It’s unclear why this interested the early computer scientist, but Turing had told a friend that he wanted to defeat Argument From Design — the idea that for complex patterns to exist in nature, something supernatural, like God, had to create them.
“He certainly was no militant atheist,” said Jonathan Swinton, a computational biologist and visiting professor at the University of Oxford who has researched Turing’s later work and life. “He just thought mathematics was very powerful, and you could use it to explain lots and lots of things — and you should try.”
In Turing’s model, two chemicals he called morphogens interacted on a blank arena.
“Suppose you’ve got two of these, and one will make the skin of an animal go black and the skin of the animal go white,” Swinton explained. “If you just mix these things in an arena, what you get is a gray animal.”
But if something caused one chemical to diffuse, or spread, faster than the other, then each chemical could concentrate in evenly spaced localized spots, together forming black and white spots or stripes.
This is known as a “Turing instability,” and the Chinese researchers who published the new paper determined that it could explain the way shapes emerged in salt-filtering membranes.
By creating three-dimensional Turing patterns like bubbles and tubes in membranes, researchers increased their permeability, creating filters that could better separate salt from water than traditional ones — which means less energy and lower cost if used for large-scale desalination operations.
— JOANNA KLEIN
An Asteroid Strayed From Its Companions
At first the astronomers thought it was a mistake. They had found a carbon-covered asteroid floating among countless icy bodies far away in our solar system. The newly discovered space rock, which they named 2004 EW95, was something the scientists would have expected to have seen in the asteroid belt between Mars and Jupiter. Instead, it was dancing near Neptune.
Their finding suggests that 2004 EW95 is the first of a new class of space objects lurking in the outer solar system, in a vast, frigid region known as the Kuiper belt that still contains many mysteries.
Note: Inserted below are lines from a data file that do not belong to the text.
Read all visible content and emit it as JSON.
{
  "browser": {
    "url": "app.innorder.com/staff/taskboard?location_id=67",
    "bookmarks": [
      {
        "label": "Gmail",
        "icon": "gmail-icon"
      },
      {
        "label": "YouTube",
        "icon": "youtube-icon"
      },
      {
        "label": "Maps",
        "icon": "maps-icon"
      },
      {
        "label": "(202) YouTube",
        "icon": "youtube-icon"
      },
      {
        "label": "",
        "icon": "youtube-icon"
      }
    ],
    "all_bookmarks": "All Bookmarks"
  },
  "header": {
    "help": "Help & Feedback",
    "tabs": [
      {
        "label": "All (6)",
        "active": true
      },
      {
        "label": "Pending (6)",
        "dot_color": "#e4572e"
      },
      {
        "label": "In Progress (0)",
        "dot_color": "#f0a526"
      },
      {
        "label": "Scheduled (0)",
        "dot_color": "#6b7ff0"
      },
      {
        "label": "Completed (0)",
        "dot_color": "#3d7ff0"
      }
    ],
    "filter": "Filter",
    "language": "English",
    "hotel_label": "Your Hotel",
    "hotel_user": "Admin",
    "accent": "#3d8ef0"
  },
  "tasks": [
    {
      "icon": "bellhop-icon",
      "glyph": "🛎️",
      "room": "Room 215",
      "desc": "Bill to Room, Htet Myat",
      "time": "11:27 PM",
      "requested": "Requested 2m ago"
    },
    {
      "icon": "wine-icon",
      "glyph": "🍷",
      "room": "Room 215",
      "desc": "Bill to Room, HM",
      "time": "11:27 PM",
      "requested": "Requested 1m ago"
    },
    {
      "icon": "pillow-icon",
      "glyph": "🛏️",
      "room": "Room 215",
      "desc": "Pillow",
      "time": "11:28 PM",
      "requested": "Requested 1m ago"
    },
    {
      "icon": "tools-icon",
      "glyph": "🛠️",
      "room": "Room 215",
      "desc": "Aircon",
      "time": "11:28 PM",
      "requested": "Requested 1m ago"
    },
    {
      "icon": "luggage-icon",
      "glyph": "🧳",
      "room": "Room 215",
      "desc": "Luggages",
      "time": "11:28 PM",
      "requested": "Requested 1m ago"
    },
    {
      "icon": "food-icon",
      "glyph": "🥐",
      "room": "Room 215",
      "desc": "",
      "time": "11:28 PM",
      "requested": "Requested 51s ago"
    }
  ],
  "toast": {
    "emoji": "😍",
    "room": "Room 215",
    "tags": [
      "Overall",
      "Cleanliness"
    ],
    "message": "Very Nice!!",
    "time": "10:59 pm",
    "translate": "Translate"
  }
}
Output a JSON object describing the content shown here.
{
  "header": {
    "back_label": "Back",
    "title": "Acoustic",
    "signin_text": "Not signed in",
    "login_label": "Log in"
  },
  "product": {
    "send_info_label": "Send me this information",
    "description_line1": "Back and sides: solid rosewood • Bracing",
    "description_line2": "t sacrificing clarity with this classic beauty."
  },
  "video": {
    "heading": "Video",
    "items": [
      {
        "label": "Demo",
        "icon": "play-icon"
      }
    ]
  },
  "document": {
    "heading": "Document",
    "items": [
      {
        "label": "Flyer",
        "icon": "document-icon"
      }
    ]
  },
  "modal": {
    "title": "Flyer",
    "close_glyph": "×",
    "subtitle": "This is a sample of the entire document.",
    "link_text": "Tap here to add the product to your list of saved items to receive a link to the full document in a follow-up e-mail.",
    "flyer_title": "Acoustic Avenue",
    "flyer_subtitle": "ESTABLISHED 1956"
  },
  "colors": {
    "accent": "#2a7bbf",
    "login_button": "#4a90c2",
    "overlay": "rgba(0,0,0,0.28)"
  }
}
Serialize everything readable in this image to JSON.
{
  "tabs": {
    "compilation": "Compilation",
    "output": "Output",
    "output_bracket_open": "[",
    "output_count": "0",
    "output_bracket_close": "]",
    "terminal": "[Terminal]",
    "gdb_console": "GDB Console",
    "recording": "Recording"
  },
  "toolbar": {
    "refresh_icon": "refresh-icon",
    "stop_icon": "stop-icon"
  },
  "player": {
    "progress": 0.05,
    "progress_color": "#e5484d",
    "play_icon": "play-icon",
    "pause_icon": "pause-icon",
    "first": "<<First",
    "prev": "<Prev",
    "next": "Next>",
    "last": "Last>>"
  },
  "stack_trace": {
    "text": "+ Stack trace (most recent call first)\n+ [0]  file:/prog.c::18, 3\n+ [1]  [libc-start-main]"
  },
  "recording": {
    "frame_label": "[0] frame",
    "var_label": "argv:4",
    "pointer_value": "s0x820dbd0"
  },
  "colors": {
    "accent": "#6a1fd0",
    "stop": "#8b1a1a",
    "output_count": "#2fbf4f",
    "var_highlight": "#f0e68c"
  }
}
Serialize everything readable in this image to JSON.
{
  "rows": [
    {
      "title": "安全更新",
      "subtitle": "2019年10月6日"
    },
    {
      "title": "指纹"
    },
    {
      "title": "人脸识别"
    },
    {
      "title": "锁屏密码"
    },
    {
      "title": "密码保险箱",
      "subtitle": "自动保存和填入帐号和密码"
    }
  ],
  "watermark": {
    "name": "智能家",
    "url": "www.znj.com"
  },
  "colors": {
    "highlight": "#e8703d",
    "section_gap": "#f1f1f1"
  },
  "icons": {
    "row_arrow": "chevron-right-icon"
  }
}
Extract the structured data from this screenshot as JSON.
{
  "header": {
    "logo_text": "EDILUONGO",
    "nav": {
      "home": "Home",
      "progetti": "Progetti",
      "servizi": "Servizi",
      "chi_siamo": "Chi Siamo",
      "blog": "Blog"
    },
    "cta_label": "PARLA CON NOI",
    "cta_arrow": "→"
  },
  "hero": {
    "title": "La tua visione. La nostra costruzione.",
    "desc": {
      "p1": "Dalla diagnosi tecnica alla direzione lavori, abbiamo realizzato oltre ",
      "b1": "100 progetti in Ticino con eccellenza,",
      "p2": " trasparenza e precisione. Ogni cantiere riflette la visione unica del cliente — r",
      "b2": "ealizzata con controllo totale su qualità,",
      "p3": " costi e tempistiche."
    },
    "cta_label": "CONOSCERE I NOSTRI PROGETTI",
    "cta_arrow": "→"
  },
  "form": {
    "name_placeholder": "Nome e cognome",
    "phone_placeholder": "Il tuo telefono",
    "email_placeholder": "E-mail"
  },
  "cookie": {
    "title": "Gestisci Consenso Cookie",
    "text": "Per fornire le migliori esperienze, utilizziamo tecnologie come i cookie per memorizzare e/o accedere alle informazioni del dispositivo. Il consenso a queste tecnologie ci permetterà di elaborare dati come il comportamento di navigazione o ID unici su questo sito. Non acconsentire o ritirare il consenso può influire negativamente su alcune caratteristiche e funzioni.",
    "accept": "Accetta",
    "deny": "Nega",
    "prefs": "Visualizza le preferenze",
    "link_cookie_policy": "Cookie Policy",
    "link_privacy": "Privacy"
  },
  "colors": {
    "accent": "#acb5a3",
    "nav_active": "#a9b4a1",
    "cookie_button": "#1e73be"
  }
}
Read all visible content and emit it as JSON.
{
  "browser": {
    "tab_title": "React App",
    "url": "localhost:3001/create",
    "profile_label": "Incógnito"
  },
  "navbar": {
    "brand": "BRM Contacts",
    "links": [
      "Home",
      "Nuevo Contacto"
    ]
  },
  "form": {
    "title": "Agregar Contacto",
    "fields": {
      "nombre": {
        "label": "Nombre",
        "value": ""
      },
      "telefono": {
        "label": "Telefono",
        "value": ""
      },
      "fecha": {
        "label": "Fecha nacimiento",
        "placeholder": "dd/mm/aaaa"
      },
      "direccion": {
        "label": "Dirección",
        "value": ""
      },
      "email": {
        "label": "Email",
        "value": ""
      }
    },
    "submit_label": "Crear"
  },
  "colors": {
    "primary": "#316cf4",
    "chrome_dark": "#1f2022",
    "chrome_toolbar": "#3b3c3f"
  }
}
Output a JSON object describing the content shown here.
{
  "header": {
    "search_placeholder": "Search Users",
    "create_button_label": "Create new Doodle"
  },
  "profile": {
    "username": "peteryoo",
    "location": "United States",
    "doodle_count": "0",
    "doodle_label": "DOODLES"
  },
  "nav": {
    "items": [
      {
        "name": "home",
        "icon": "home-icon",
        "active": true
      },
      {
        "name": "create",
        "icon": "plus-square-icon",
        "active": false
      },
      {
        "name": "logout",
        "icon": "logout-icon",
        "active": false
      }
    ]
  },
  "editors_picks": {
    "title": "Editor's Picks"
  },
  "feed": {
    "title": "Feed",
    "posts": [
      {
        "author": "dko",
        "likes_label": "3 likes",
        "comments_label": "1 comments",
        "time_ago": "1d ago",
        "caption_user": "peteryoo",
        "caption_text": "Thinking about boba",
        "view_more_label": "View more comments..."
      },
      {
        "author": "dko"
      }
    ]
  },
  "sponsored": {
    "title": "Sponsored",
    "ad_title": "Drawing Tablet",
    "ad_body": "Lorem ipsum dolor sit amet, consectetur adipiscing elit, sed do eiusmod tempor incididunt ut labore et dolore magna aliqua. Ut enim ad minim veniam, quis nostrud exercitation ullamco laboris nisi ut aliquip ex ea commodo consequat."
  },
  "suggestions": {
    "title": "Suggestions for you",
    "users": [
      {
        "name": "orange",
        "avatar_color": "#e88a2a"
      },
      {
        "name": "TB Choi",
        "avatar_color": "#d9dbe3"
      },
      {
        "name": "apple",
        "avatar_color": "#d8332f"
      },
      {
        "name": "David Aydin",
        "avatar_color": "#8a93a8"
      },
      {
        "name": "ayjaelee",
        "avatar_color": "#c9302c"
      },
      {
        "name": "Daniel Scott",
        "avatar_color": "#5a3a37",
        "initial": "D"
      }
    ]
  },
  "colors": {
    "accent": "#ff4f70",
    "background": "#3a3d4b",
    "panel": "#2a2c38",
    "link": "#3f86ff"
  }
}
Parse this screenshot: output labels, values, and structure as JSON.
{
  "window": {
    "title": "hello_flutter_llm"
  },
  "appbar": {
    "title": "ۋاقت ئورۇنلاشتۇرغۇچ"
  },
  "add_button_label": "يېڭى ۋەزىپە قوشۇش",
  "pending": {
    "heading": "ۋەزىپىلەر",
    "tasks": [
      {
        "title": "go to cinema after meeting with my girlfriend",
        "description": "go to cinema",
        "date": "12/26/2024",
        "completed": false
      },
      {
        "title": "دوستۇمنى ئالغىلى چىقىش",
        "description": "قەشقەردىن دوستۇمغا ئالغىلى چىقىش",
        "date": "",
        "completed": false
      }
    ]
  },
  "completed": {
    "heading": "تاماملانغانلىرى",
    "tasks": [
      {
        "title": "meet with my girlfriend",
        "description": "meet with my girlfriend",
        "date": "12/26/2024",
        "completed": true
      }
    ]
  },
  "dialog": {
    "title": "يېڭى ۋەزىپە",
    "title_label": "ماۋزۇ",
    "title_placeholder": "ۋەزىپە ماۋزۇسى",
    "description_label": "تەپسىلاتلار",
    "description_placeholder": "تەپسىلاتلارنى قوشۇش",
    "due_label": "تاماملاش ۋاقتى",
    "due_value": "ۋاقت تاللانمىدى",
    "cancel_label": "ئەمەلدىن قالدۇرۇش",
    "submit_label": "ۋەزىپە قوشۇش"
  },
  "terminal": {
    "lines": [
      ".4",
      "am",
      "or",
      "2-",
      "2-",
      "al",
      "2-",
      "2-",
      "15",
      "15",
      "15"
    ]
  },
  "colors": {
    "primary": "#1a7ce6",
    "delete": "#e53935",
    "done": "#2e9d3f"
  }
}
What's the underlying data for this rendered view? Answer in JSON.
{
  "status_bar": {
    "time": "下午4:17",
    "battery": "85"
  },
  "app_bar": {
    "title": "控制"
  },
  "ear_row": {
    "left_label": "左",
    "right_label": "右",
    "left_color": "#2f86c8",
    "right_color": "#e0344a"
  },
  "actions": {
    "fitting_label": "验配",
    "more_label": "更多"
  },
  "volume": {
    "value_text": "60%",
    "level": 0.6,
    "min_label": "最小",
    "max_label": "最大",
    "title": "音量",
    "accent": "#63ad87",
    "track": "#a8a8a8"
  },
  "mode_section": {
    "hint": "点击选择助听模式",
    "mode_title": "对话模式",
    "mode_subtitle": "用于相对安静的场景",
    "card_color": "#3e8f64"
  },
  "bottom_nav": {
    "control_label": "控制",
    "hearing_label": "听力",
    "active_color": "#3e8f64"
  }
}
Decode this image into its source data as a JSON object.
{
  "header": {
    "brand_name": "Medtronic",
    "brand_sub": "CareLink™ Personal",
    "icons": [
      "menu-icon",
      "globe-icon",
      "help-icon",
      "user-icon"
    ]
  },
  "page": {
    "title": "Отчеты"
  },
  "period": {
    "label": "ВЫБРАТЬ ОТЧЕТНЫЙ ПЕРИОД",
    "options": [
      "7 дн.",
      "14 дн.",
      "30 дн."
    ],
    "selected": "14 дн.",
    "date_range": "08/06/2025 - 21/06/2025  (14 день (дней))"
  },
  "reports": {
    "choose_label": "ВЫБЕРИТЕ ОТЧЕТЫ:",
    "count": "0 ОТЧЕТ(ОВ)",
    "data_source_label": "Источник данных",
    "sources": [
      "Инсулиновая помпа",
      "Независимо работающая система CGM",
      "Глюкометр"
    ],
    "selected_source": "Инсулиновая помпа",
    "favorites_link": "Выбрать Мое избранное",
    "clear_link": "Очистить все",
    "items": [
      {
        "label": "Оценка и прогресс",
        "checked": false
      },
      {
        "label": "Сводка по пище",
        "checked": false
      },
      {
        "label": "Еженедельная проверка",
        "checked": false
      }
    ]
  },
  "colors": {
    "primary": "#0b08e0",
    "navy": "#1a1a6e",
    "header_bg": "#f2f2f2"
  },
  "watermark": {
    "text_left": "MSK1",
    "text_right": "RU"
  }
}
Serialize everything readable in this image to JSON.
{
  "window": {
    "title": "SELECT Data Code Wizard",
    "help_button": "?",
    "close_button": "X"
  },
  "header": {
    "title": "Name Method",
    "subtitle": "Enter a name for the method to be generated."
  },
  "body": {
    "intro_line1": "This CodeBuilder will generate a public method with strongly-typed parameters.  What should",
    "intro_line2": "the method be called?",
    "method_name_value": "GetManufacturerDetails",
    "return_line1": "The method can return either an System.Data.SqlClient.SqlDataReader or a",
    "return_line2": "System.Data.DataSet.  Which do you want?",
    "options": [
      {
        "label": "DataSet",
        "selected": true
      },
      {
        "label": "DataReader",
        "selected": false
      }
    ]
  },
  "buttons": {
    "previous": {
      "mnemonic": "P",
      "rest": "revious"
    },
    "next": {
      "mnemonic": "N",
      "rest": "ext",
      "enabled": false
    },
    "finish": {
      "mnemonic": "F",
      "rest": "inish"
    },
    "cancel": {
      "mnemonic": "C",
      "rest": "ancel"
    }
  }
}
The researchers believe the asteroid sling-shotted from the inner solar system 4.5 billion years ago, and it may provide insight into the early formation of our planets.
Using the European Southern Observatory’s Very Large Telescope, Tom Seccull, a doctoral student at Queen’s University Belfast in Northern Ireland, and his colleagues examined light signatures from the icy surfaces of Kuiper belt objects. They noticed something strange about one object that measured nearly 190 miles long and was 2.5 billion miles from Earth. Their analysis showed that this object did not share the same frigid past as the ice balls drifting nearby.
“When we first looked at this, we thought it was wrong,” said Seccull, lead author of the paper published recently in The Astrophysical Journal Letters. “The rock had been altered by the presence of liquid water.”
That most likely meant the asteroid once resided in a hotter environment much closer to the sun. The team also found that the asteroid’s chemistry was dominated by compounds called ferric oxides and phyllosilicates, which had never been seen before on Kuiper belt objects.
These pieces of evidence led the team to conclude that 2004 EW95 was formed in the inner solar system, and had most likely been hurled to the outer solar system as the giant gas planets, Jupiter and Saturn, migrated away from the sun.
By finding 2004 EW95, astronomers have stronger evidence that objects near the sun, like asteroids and gas giants, moved into the outer solar system billions of years ago.
“We are lucky to be here, because the gas giants didn’t destroy the inner solar system,” said Thomas Puzia, an astronomer at Pontificia Universidad Católica de Chile and an author of the paper. “Understanding that — why it happened and how early it happened — tells us more about our birthplace.”
— NICHOLAS ST. FLEUR